  1. They say no often.

A proactive leader must learn to say no to most ideas and opportunities. The mental and physical bandwidth required to execute realistic short-term and mid-term plans that are already mapped out is hard enough.

Steve Jobs once said, People think focus means saying yes to the thing you’ve got to focus on. But that’s not what it means at all. It means saying no to the hundred other good ideas that there are. You have to pick carefully. I’m actually as proud of the things we haven’t done as the things I have done. Innovation is saying no to 1,000 things.

Jobs was constantly being pitched new ideas and concepts from employees, customers, friends and family; yet he realized that he couldn’t build a reputation based upon what he intended to do. As a result, he was known for saying no to most opportunities and ideas so that he could have the bandwidth to actually finish the tasks at hand.

  1. They limit the number of decisions they have to make every day.

We live in a time and place where the sheer volume of data points and interactions with our professional and personal environments has exceeded our ability to properly, mentally and emotionally deal with all of them.

While reading this post, you’ve probably already received either an email, a text, a social media update or a missed call.

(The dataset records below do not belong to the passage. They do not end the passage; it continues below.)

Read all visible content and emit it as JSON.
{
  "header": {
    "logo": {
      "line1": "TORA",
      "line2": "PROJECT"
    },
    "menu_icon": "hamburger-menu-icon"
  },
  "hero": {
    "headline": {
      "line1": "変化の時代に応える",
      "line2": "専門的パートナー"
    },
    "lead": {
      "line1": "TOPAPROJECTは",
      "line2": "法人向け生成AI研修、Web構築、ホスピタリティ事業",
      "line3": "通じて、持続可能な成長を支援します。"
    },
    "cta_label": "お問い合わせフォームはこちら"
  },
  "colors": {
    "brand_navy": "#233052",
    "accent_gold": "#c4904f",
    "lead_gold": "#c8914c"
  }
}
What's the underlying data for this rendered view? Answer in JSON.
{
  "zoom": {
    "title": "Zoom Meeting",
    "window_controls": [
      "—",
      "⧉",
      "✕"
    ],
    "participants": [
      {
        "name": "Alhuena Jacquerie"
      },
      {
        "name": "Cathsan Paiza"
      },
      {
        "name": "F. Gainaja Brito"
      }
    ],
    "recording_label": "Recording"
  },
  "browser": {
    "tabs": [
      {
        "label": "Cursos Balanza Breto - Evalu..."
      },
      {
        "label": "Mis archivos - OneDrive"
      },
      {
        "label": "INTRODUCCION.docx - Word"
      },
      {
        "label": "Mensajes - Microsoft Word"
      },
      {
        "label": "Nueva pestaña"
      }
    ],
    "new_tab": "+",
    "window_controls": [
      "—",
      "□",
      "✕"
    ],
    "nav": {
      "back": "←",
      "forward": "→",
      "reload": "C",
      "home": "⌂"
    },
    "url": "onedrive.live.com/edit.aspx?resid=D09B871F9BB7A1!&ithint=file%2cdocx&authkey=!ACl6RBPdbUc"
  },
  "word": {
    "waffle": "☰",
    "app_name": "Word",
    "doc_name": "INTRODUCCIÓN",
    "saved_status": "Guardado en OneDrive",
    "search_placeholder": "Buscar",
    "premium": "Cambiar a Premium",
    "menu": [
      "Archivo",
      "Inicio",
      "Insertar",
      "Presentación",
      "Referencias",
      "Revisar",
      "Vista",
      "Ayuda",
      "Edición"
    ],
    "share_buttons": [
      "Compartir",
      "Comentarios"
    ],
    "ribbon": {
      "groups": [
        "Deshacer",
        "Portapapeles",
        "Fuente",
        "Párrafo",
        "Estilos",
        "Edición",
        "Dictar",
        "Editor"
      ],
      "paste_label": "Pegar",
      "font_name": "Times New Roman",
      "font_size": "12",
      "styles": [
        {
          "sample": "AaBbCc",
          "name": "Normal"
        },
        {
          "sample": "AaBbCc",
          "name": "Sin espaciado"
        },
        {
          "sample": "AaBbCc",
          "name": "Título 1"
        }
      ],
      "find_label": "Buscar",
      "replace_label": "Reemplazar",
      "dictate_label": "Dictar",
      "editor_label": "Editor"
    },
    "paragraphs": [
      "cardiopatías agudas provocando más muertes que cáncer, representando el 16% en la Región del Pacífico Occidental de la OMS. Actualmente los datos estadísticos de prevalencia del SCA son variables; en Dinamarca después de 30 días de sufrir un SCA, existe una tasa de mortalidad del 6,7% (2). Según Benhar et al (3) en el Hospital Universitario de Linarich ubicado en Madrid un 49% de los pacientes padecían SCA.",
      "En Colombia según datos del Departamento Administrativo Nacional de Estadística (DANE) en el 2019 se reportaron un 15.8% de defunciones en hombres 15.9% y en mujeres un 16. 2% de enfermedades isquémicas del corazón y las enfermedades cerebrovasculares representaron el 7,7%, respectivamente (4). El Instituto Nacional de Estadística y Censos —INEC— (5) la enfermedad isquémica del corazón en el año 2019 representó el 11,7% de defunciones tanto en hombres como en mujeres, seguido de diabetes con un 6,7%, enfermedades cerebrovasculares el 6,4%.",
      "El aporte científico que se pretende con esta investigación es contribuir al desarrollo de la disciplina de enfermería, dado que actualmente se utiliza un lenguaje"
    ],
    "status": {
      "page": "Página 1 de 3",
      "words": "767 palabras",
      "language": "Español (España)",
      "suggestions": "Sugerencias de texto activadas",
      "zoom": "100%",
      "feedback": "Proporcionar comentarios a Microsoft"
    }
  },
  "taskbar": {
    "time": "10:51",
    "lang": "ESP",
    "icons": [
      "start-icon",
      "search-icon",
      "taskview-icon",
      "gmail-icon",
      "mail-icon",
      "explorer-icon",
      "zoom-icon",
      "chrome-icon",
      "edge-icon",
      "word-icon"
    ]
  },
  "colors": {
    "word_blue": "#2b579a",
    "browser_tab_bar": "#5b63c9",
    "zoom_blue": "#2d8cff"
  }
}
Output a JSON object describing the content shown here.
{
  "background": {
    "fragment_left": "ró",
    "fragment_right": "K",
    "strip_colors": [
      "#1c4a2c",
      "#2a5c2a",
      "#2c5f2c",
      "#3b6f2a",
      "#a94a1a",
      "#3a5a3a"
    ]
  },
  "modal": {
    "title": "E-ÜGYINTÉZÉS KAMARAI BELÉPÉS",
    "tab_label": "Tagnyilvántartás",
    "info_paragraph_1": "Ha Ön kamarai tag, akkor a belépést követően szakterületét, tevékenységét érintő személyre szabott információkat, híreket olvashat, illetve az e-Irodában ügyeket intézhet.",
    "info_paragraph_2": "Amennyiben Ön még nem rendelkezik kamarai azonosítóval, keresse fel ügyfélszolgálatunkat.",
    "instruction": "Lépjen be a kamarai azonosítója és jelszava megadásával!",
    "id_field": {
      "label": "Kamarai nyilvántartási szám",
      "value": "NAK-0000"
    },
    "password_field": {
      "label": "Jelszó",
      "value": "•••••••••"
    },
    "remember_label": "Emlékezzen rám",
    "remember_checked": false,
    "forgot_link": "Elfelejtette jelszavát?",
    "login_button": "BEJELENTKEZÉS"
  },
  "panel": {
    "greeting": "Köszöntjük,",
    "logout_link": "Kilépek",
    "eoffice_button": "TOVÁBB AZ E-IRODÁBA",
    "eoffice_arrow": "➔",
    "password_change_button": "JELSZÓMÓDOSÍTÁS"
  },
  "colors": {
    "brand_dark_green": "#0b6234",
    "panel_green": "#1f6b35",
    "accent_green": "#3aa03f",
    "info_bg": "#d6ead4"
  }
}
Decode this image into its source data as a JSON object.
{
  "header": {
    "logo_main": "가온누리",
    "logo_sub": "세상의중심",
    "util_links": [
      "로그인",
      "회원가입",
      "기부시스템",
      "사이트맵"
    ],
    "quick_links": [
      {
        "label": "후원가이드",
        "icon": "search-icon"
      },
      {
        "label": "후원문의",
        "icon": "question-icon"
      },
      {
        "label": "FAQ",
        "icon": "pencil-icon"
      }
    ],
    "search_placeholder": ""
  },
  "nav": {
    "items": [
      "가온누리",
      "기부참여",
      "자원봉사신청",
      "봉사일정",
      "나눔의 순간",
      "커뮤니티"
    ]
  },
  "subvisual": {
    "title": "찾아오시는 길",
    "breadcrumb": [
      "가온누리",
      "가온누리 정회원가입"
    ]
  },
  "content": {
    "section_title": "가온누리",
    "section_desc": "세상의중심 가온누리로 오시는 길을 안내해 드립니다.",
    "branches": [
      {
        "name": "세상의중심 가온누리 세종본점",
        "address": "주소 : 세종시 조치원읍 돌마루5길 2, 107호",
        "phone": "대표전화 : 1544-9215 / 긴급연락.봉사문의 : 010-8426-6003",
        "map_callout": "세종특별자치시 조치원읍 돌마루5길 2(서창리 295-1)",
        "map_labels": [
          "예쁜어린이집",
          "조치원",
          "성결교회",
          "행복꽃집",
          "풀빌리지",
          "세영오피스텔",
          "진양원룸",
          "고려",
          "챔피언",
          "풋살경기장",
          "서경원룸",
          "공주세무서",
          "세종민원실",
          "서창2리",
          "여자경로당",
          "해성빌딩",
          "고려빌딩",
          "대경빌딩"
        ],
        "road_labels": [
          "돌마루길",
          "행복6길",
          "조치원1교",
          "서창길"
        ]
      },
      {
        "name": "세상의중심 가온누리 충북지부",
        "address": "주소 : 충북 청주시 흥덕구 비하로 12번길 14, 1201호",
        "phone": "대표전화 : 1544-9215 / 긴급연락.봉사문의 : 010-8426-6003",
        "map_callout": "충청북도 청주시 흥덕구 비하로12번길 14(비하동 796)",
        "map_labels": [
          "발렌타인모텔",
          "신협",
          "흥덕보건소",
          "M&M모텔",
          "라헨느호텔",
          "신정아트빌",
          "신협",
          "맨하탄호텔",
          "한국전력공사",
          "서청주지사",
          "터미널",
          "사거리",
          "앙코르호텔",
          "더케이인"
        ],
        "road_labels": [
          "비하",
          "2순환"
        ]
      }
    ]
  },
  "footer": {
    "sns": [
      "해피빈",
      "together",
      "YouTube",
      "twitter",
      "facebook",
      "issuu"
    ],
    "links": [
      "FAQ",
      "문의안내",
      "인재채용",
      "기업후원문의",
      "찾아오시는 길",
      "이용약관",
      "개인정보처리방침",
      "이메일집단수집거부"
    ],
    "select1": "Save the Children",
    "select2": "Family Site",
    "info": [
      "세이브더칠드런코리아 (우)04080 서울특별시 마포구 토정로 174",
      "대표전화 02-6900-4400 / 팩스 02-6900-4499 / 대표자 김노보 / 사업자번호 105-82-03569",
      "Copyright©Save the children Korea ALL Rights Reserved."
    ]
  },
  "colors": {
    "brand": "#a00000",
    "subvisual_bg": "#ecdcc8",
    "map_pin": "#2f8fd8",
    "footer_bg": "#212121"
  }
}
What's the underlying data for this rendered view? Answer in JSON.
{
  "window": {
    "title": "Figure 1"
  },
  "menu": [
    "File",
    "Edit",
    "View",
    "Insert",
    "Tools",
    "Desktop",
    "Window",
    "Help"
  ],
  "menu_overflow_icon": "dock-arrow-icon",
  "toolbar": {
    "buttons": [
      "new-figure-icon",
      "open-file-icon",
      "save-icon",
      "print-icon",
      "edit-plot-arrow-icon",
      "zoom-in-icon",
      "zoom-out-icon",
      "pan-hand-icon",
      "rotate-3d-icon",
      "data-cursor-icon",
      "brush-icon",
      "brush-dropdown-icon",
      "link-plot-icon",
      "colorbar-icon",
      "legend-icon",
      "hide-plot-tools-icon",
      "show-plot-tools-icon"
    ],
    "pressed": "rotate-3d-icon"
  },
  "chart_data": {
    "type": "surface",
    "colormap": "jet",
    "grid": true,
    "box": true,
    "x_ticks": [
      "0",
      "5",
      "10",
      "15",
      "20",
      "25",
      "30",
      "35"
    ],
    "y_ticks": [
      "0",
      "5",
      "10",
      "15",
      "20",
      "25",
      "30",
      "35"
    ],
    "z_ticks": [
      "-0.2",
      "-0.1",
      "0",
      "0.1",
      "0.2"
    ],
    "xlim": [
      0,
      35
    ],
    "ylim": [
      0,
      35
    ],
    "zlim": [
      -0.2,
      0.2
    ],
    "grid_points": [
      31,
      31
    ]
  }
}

In order to stay proactive, the most effective leaders attempt to automate everything they possibly can that makes sense, especially when they’re feeling overwhelmed by the daily decisions they have to make.

This one is probably of most importance to me personally. It’s why I spend a lot of time front loading anyone under my influence that I feel has the potential and talent to do more than they think they can if I’ll just let them. Elite leaders don’t limit the capacity and abilities of subordinates out of fear, insecurity or (the most toxic) pure meanness.

  1. They’re intentional about who they spend time with.

Proactive leaders surround themselves with proactive and positive people. This doesn’t mean investing your time into the lives of every single person under your influence, which is a recipe for disaster. I can assure you personally from experience, there will never be enough bandwidth for that. There are times when making no new friends is a wise decision. 😊

Truth be told, the choice to be proactive or reactive is just that; a choice. Proactive leaders do not become this way by accident. They make a choice to do so and embed the necessary daily habits to ensure they stay that way.

Your assignment, should you choose to accept it is this.

Are you also willing to take those same steps?



Written by Maxie Carpenter

Maxie Carpenter was formerly Vice President of HR & Talent Development for Wal-Mart Stores. After a 27-year career, he began to pursue a number of other interests, which included alternative education, nonprofits, consulting, writing and public speaking.

Leave a Reply

%d bloggers like this: